When I look across my home city of York from one of the highest buildings in the city I see buildings of different styles and ages. I see buildings that span the period from the truly ancient, 1000 years or more old, to the modern day. Each building is unique in style, but in some way reflects the character of the city. Each serves a different purpose: a to meet, a place to learn, a place to eat, a place to be entertained, a place to reflect, meditate, pray, a place to shop. Each building exists within in it’s own context, but is still intimately part of the city. York overall, has it’s own authentic character.
We, as humans, are like a city. We each have a certain way of being in certain contexts, to serve specific purposes. Perhaps we are one way of being with our children as a parent and another way of being with our parents as a child. We may be one way of being with our peers at work, another way of being with our superiors, and yet another with our teams that work for us. Or maybe we are one way of being when we are teaching, another way when we are learning, and yet another way when we are driving. Always, though, our way of being is context dependent.
Exercise: Consider how your way of being changes according to the different contexts you find yourself in in your life. Perhaps when you are operating in different roles, with different individuals or groups of people, or when undertaking different activities.
If we have different ways of being according to the different situations we find ourselves in, what then does it mean to be authentic?
Whilst context specific, how we act is influenced by a hierarchy of higher order considerations. These higher order considerations are known as Neurological Levels.
• The level of skill or capability we have in relation to the activity we are undertaking.
• The values and beliefs that we operate under.
• Our identity – who we think we are.
• What we understand our purpose, or mission, to be.
Authenticity is the consistency of character that comes from alignment across each of our neurological levels.
• Our behaviours and actions, are in line with both our skills and capabilities, and our values and beliefs.
• Our values and beliefs are not in conflict with one another, or with our definition of who we are (our identity).
• Our identity, values and beliefs are aligned with our sense of purpose.
This alignment, this consistency, is felt both by the individual in the form of a sense of calmness and being in control.
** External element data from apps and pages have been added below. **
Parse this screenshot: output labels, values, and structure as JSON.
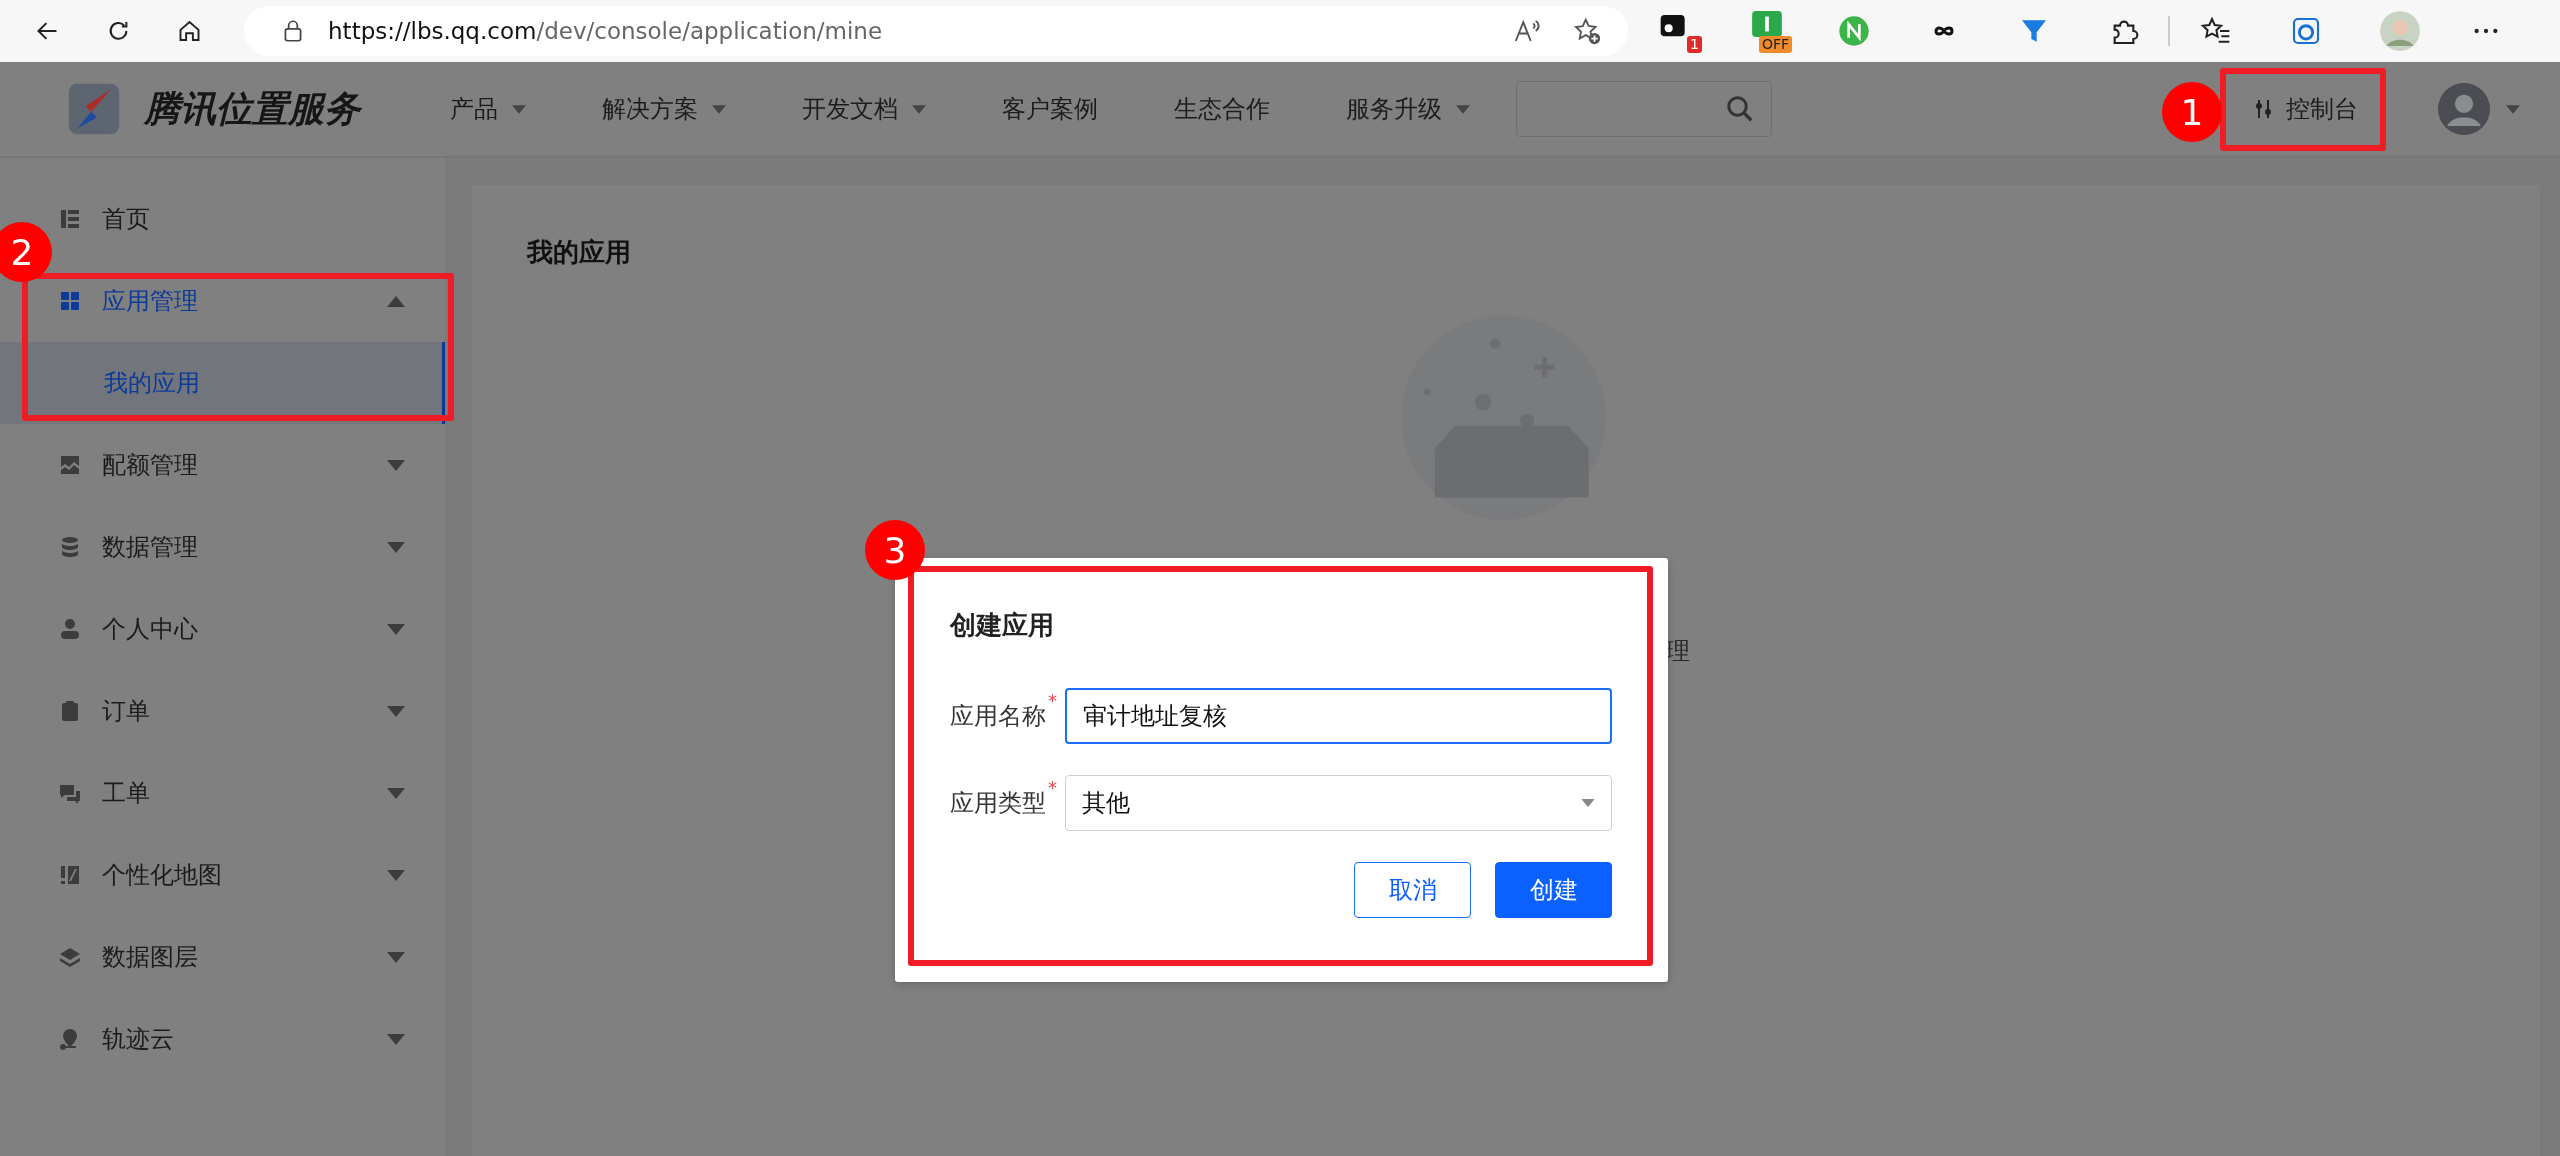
{
  "browser": {
    "url_host": "https://lbs.qq.com",
    "url_path": "/dev/console/application/mine",
    "extensions": [
      {
        "kind": "badge-ext",
        "badge": "1"
      },
      {
        "kind": "off-ext",
        "badge": "OFF"
      },
      {
        "kind": "n-ext"
      },
      {
        "kind": "infinity-ext"
      },
      {
        "kind": "funnel-ext"
      },
      {
        "kind": "puzzle-ext"
      }
    ]
  },
  "header": {
    "logo_text": "腾讯位置服务",
    "nav": [
      {
        "label": "产品",
        "dropdown": true
      },
      {
        "label": "解决方案",
        "dropdown": true
      },
      {
        "label": "开发文档",
        "dropdown": true
      },
      {
        "label": "客户案例",
        "dropdown": false
      },
      {
        "label": "生态合作",
        "dropdown": false
      },
      {
        "label": "服务升级",
        "dropdown": true
      }
    ],
    "console_label": "控制台"
  },
  "sidebar": {
    "items": [
      {
        "kind": "home",
        "label": "首页",
        "has_children": false,
        "selected": false
      },
      {
        "kind": "grid",
        "label": "应用管理",
        "expanded": true,
        "has_children": true,
        "selected": true,
        "children": [
          {
            "label": "我的应用",
            "selected": true
          }
        ]
      },
      {
        "kind": "chart",
        "label": "配额管理",
        "expanded": false,
        "has_children": true,
        "selected": false
      },
      {
        "kind": "database",
        "label": "数据管理",
        "expanded": false,
        "has_children": true,
        "selected": false
      },
      {
        "kind": "person",
        "label": "个人中心",
        "expanded": false,
        "has_children": true,
        "selected": false
      },
      {
        "kind": "clipboard",
        "label": "订单",
        "expanded": false,
        "has_children": true,
        "selected": false
      },
      {
        "kind": "chat",
        "label": "工单",
        "expanded": false,
        "has_children": true,
        "selected": false
      },
      {
        "kind": "style",
        "label": "个性化地图",
        "expanded": false,
        "has_children": true,
        "selected": false
      },
      {
        "kind": "layers",
        "label": "数据图层",
        "expanded": false,
        "has_children": true,
        "selected": false
      },
      {
        "kind": "pin",
        "label": "轨迹云",
        "expanded": false,
        "has_children": true,
        "selected": false
      }
    ]
  },
  "content": {
    "title": "我的应用",
    "hidden_text_fragment": "理"
  },
  "dialog": {
    "title": "创建应用",
    "fields": [
      {
        "kind": "input",
        "label": "应用名称",
        "required_mark": "*",
        "value": "审计地址复核",
        "focused": true
      },
      {
        "kind": "select",
        "label": "应用类型",
        "required_mark": "*",
        "value": "其他",
        "focused": false
      }
    ],
    "buttons": [
      {
        "kind": "secondary",
        "label": "取消"
      },
      {
        "kind": "primary",
        "label": "创建"
      }
    ]
  },
  "annotations": [
    {
      "number": "1"
    },
    {
      "number": "2"
    },
    {
      "number": "3"
    }
  ]
}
It is also felt by those they interact with in the form of trust and rapport. Conversely, incongruities are also felt. They manifest in the form of stress in the individual, and as variable levels of distrust and lack of rapport in those they interact with.
Exercise: Consider actions you take or behaviours you exhibit which you find stressful. What is it that causes this stress: is it a lack of skill or capability? Are you acting in conflict with your values or beliefs? What does this make you believe about yourself? What does this make others believe about you?